The Pro Autonomy Perspective in AJK is relatively new development and is composed of activists who through education and exposure to modern institutions and processes have gained better understanding of governance in modern societies. Although closely associated with establishment of Pakistan and AJK government they have demonstrated great understanding of the flaws within the current setup and are advocating for the fundamental reforms in the current ‘master-servant’ relationship between the Pakistani and Azad Kashmiri governments. However, a gross root attempts to build civil society by a British Kashmiri Returnee, Tanveer Ahmed are constantly thwarted and it is alleged that he is in custody somewhere up in the Neelam area of Azad Kashmir.
Indeed those who oppose both Indian option and the independence option and choose accession to Pakistan do not call for merger of Kashmir state with Pakistan either but are only willing to hand over the foreign affairs, currency and defence to Pakistan. They are also for autonomy and have repeatedly asked Pakistan to curtail the powers of Kashmir council and transfer powers over internal affairs to the government of AJK.
The way forward
One way forward is that the AJK politicians carry on suppression of the voices for freedom and independence in AJK to continue to stay in power and feed to the freedom sentiment and frustration of pro-independence Kashmiris majority of whom is composed of excluded, youth and educated sections of the society. This was the approach adopted by the Indian occupied Kashmir governments of NC and Congress who are facing a whole generation risen against them. This silencing policy is not new in AJK either. Indeed from 1947 the pro independent Kashmir voices been constantly forced to silence. Comparison of their strength in 1950s with the present rise supports the claim I am making here that suppression does not weaken the resistance.
A better approach for the AJK government is to use their offices and negotiate with the Pakistani rulers through the support of expert and articulate ‘azad’ Kashmiris to introduce genuine reforms in the relationship between AJK and Pakistan and press upon Pakistan to stop the coercive intelligence interference in AJK and to abolish the above offices and bodies and actually constitutionalise the constitution of AJK and make it democratic and inclusive and play fair politics. It is only then the notifications by government will gain the credibility of law and will be followed by the majority of the people willingly and the ‘anti nationals’ who compare the governance of Indian occupied Kashmir with Pakistani Occupied Kashmir or those who call ‘azad’ Kashmir the Azab (torment) will stop doing that and if they don’t no one will listen to them. No books will be needed to ban. That will be the real Azad Kashmir.
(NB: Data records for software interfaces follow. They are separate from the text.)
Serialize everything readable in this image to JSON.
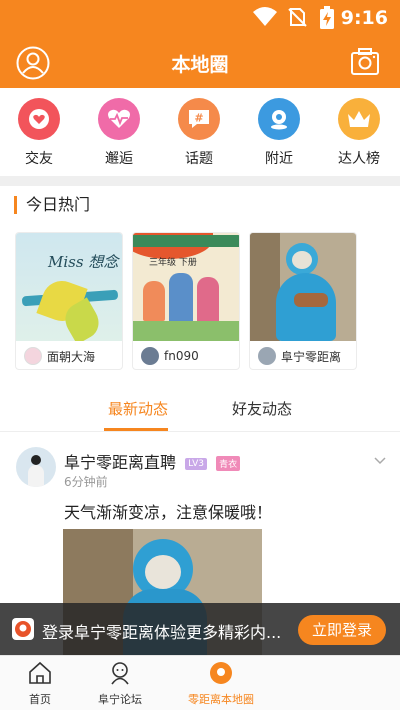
{
  "status_bar": {
    "time": "9:16"
  },
  "header": {
    "title": "本地圈"
  },
  "quick_links": [
    {
      "label": "交友",
      "icon": "heart-icon",
      "color": "#f2545b"
    },
    {
      "label": "邂逅",
      "icon": "heartbeat-icon",
      "color": "#f06ba8"
    },
    {
      "label": "话题",
      "icon": "hashtag-icon",
      "color": "#f58a4a"
    },
    {
      "label": "附近",
      "icon": "location-icon",
      "color": "#3c9ae0"
    },
    {
      "label": "达人榜",
      "icon": "crown-icon",
      "color": "#f9b03b"
    }
  ],
  "hot_today": {
    "title": "今日热门",
    "cards": [
      {
        "user": "面朝大海",
        "art_text": "Miss 想念"
      },
      {
        "user": "fn090",
        "art_text": "三年级 下册"
      },
      {
        "user": "阜宁零距离"
      }
    ]
  },
  "feed_tabs": {
    "active": "最新动态",
    "other": "好友动态"
  },
  "post": {
    "author": "阜宁零距离直聘",
    "level_badge": "LV3",
    "title_badge": "青衣",
    "time": "6分钟前",
    "text": "天气渐渐变凉，注意保暖哦！"
  },
  "login_banner": {
    "text": "登录阜宁零距离体验更多精彩内...",
    "button": "立即登录"
  },
  "bottom_tabs": [
    {
      "label": "首页",
      "icon": "home-icon"
    },
    {
      "label": "阜宁论坛",
      "icon": "forum-icon"
    },
    {
      "label": "零距离本地圈",
      "icon": "local-circle-icon"
    }
  ],
  "colors": {
    "accent": "#f6861f",
    "level_badge": "#c9a8e8",
    "title_badge": "#f08ab8"
  }
}
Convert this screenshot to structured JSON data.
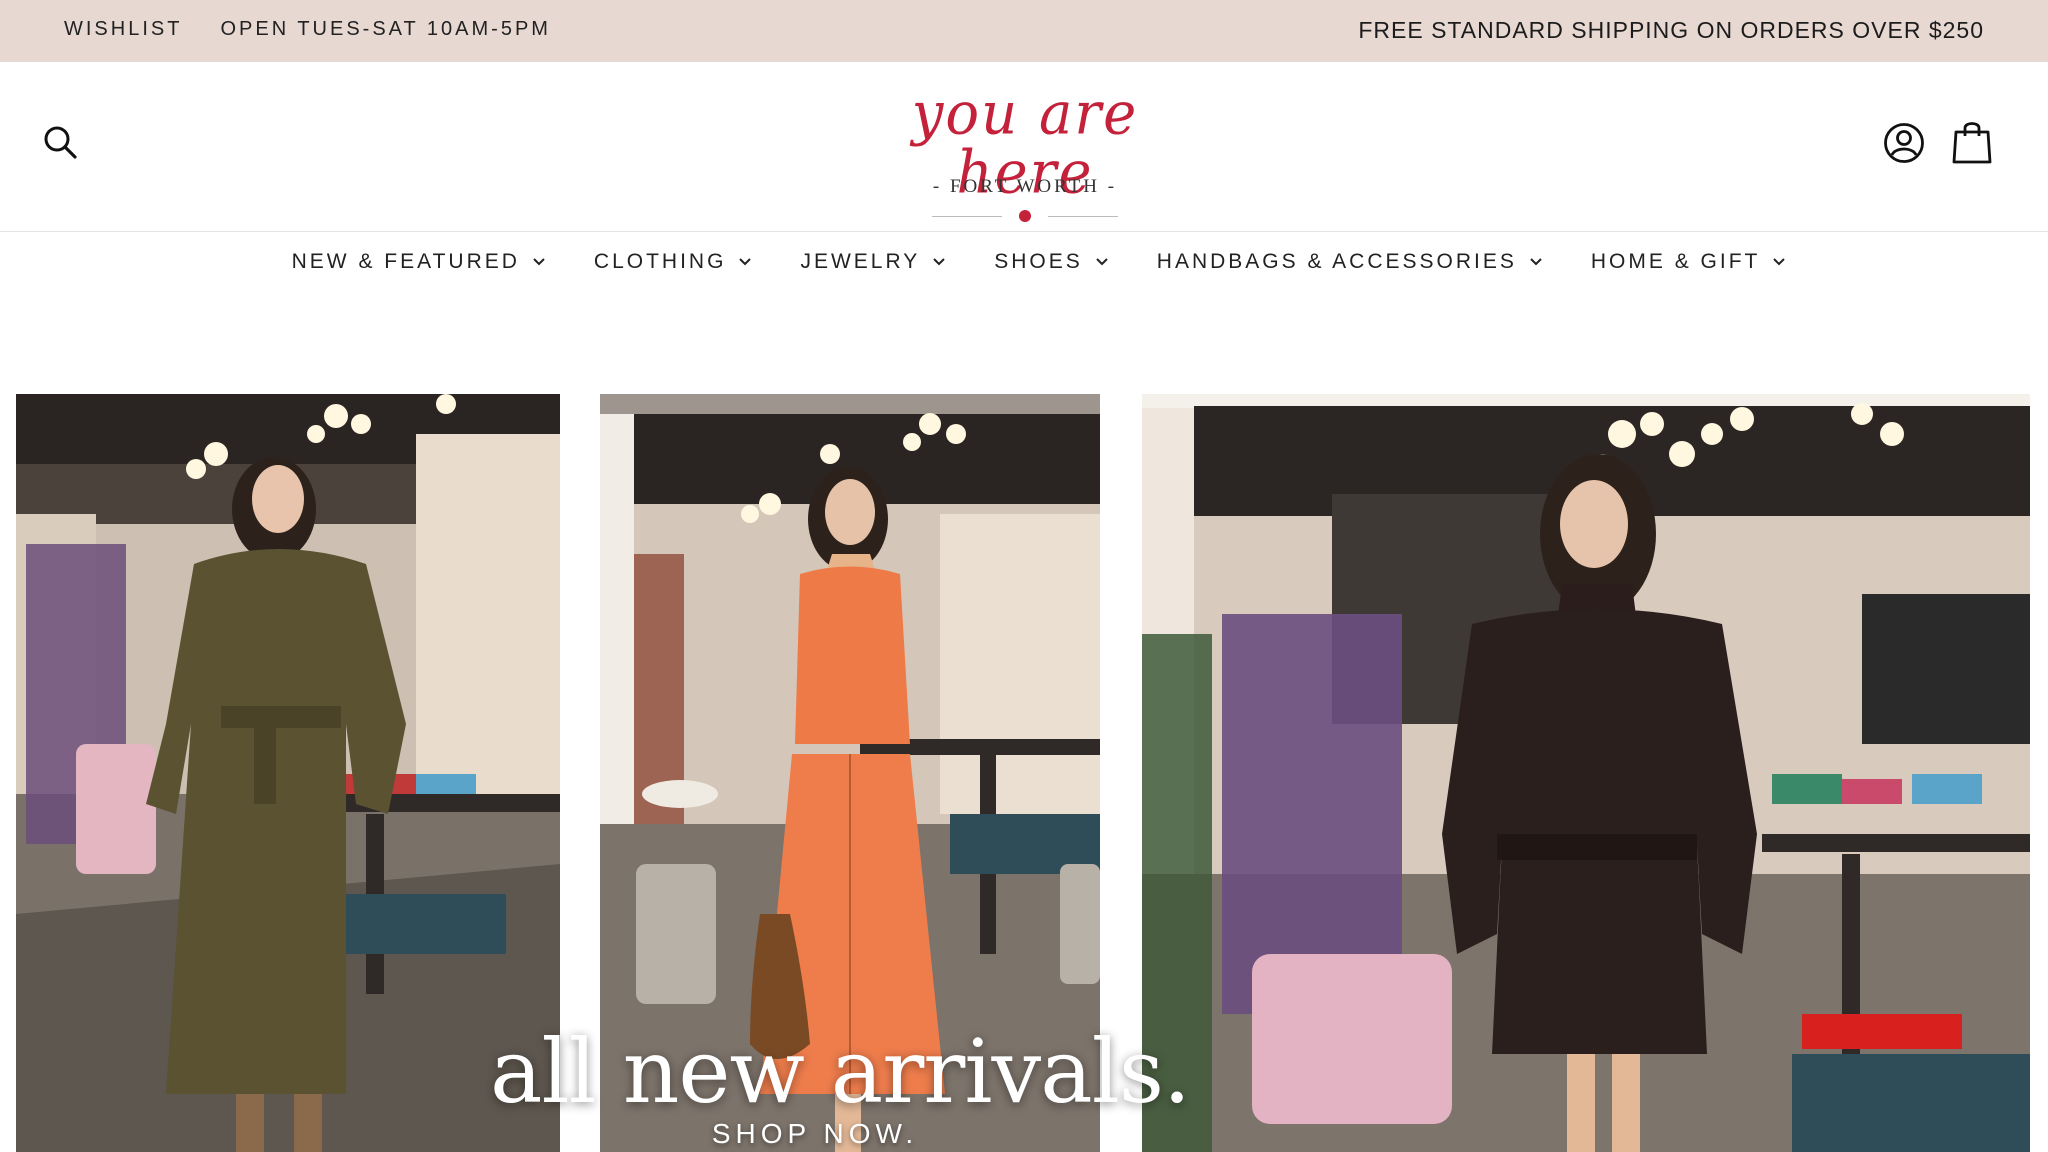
{
  "announcement": {
    "wishlist": "WISHLIST",
    "hours": "OPEN TUES-SAT 10AM-5PM",
    "shipping": "FREE STANDARD SHIPPING ON ORDERS OVER $250"
  },
  "header": {
    "logo_script": "you are here",
    "logo_sub": "- FORT WORTH -",
    "icons": {
      "search": "search-icon",
      "account": "account-icon",
      "cart": "shopping-bag-icon"
    }
  },
  "nav": {
    "items": [
      {
        "label": "NEW & FEATURED"
      },
      {
        "label": "CLOTHING"
      },
      {
        "label": "JEWELRY"
      },
      {
        "label": "SHOES"
      },
      {
        "label": "HANDBAGS & ACCESSORIES"
      },
      {
        "label": "HOME & GIFT"
      }
    ]
  },
  "hero": {
    "title": "all new arrivals.",
    "cta": "SHOP NOW."
  },
  "colors": {
    "announcement_bg": "#e8d8d2",
    "brand_red": "#c4213a"
  }
}
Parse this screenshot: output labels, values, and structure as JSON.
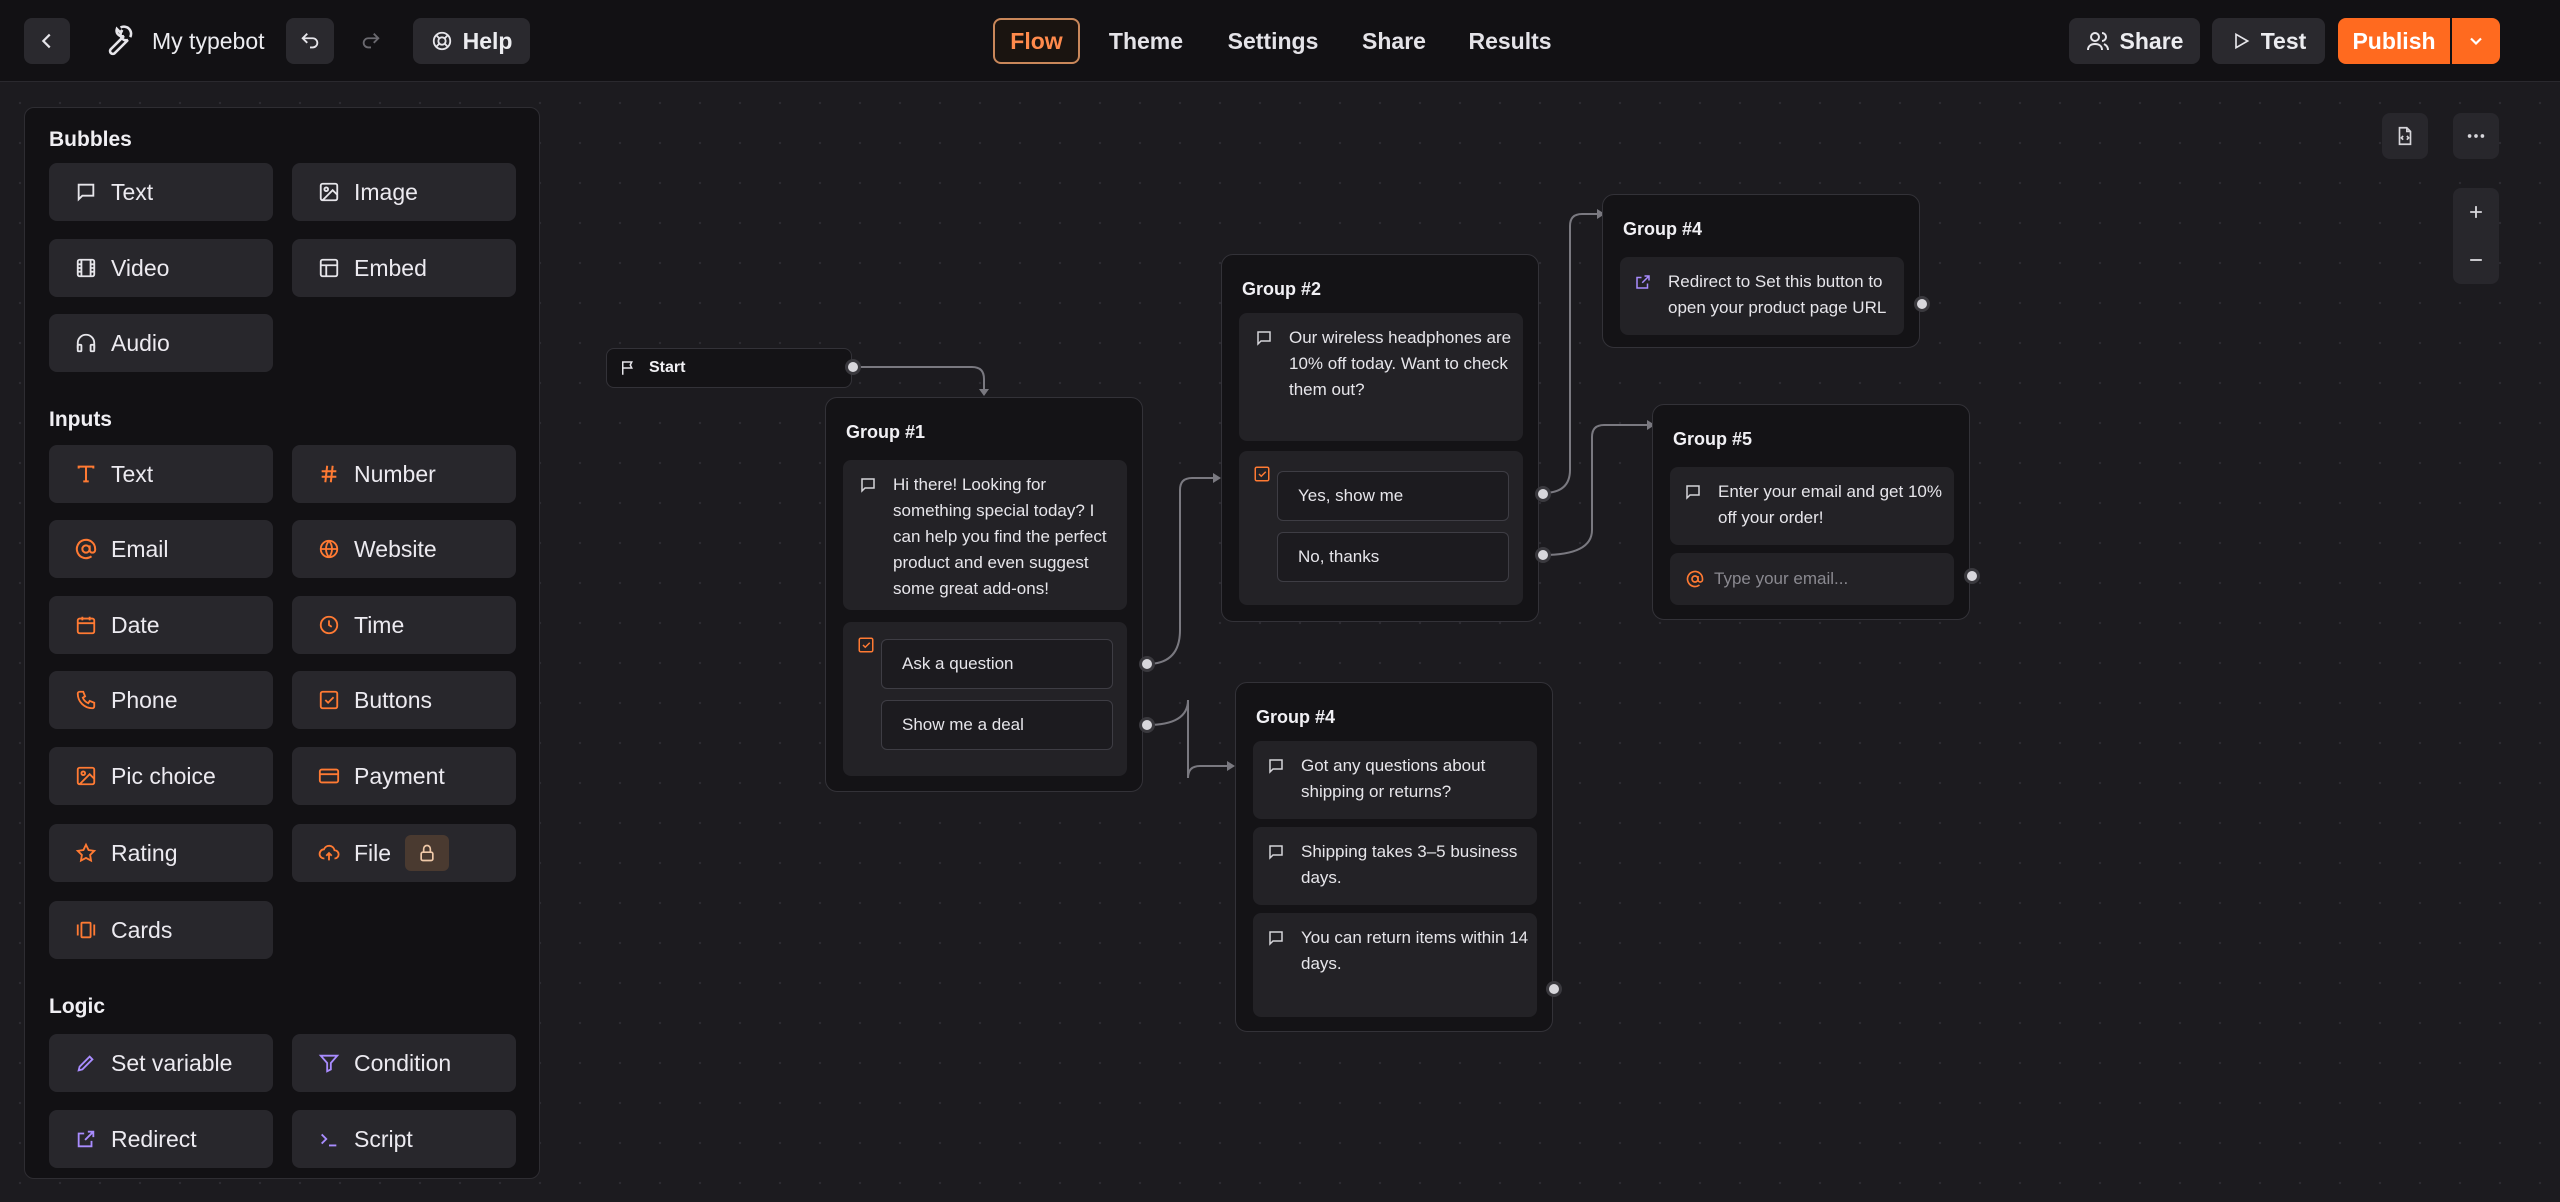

Shams Rehman is Kashmiri writer and researcher based in Manchester, UK, whose book has also been banned by Pakistan-administered Kashmir.